Officials from the UWM School of Education began outreach efforts in the late 1960s, working with the newly established Committee for the Education of Latin Americans (CELA) to develop plans for a Spanish Speaking Outreach Institute (SSOI) to be housed within the school. It quickly became apparent to education administrators, however, that the proposed scope of such an institute was beyond the ability of the School of Education to implement, and they suggested that Latino activists take their proposals directly to the Office of the Chancellor. Members of CELA, led by Roberto Hernández, did just that, staging sit-ins, protests, and camp outs at the office of J. Martin Klotsche during the late summer and fall of 1970. Their efforts proved fruitful: in November 1970, UWM opened its Spanish Speaking Outreach Institute, a forerunner of today’s Roberto Hernández Center.
Excerpt above from UWM Libraries Digital Collections. Visit UWM Latino Activism Collection for a visual history of the origins of the Roberto Hernández Center.
Read full history here: “Latinos at UWM: A History of the Spanish Speaking Outreach Institute and the Roberto Hernández Center” by Joseph A. Rodriguez, Associate Professor, UWM Department of History and Director, UWM Urban Studies Program.
DVD of 40th Anniversary can be purchased at our office in Bolton Hall 183
Who was Roberto Hernández?
Roberto Hernández was one of the most active Latino leaders in the city of Milwaukee during the 1970’s. In the late 1960’s, he was one of less than a dozen Latinos enrolled at UWM. He became one of the leading voices in the Latino community’s efforts to increase Latino access to and representation at the university, negotiating with administrators for the creation of the Spanish Speaking Outreach Institute (SSOI) in 1970.
As chair of the negotiating team for the Council for the Education of Latin Americans (CELA), Hernández presided over the committees that chose the first SSOI director and staff.

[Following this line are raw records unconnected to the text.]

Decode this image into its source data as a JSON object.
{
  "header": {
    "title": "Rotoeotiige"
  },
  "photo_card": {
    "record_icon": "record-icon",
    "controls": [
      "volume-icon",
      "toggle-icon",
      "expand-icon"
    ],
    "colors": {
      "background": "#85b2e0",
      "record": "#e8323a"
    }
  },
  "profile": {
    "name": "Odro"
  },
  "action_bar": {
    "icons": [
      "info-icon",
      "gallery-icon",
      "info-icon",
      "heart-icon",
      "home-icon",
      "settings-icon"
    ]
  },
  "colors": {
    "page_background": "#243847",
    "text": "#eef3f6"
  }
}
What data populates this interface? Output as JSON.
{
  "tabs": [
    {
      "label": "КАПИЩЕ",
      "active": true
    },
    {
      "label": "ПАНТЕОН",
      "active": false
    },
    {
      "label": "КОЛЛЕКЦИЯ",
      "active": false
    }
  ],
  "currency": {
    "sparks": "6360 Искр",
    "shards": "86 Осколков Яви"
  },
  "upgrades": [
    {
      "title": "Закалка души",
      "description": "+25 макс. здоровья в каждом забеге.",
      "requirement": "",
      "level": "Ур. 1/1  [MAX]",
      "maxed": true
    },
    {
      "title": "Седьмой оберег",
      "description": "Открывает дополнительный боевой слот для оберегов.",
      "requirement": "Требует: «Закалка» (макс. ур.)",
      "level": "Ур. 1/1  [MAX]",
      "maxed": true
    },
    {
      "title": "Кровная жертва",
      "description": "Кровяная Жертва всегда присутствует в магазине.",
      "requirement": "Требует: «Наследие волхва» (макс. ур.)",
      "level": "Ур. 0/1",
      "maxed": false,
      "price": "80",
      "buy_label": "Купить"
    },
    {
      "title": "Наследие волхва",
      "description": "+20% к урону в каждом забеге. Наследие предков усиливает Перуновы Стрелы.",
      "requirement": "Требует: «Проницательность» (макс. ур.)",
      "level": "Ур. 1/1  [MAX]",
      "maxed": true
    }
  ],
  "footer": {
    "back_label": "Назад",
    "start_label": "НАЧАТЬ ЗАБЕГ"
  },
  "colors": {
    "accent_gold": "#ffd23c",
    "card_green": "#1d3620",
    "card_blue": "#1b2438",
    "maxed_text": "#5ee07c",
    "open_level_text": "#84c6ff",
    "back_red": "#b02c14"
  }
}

He was also one of the key individuals that helped to negotiate the first language maintenance bilingual program in Wisconsin and assisted in the enactment of Wisconsin’s first Migrant Worker’s Act.
After leaving Milwaukee, Hernández continued his youth and community advocacy in Texas where he was regarded as one of the most successful organizers and social transformers. In 1994, Hernández died prematurely of a heart attack.
Roberto Hernández was a major force in shaping the collaborative work of Latinos in Milwaukee. One of his goals was to work towards educational advancement and a better life for all Latinos in and around the Milwaukee area. It is our hope that this Center, dedicated to his memory in the 1990’s, will make important contributions towards the advancement of Latinos in Milwaukee and the rest of the state.